** Opening Input records block **

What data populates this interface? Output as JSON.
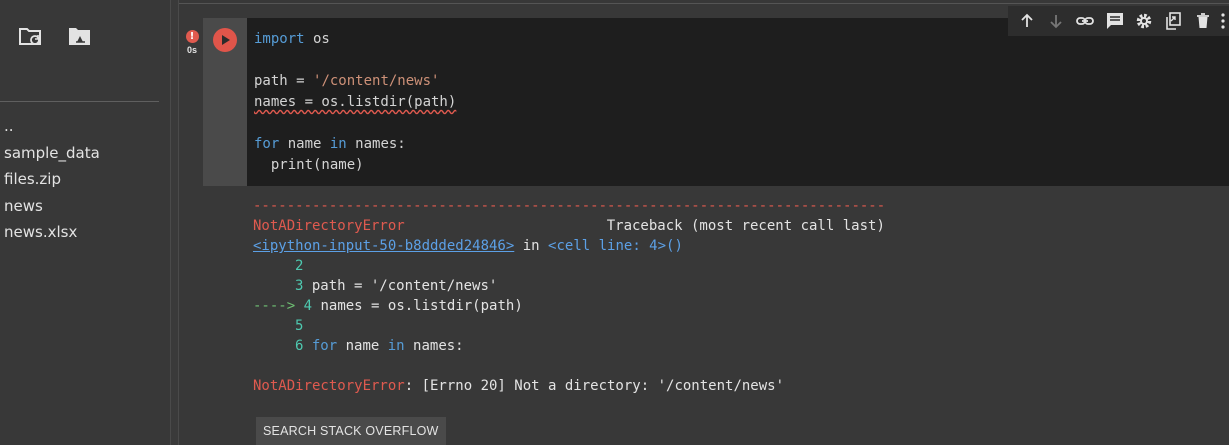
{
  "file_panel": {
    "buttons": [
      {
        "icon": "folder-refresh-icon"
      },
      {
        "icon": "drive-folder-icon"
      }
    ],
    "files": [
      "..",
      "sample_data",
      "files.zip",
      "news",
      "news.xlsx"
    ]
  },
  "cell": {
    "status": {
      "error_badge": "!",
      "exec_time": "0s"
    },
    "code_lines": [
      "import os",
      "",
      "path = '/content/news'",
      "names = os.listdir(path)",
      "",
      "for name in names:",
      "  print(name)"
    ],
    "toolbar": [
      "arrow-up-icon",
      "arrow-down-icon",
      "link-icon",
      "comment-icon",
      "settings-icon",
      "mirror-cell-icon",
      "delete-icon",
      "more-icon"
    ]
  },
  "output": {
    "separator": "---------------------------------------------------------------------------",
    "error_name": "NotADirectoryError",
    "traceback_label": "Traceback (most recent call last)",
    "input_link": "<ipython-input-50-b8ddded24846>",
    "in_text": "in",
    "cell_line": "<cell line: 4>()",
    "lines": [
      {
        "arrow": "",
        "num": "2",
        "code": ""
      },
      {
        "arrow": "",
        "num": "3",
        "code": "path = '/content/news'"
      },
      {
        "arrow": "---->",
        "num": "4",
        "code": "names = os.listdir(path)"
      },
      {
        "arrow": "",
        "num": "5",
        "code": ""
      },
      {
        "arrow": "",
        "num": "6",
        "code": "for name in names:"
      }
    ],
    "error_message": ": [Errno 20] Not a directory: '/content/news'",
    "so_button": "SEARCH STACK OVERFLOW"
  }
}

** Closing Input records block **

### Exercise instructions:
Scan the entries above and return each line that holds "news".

### Response box:
      "news",
      "news.xlsx"
      "path = '/content/news'",
        "code": "path = '/content/news'"
    "error_message": ": [Errno 20] Not a directory: '/content/news'",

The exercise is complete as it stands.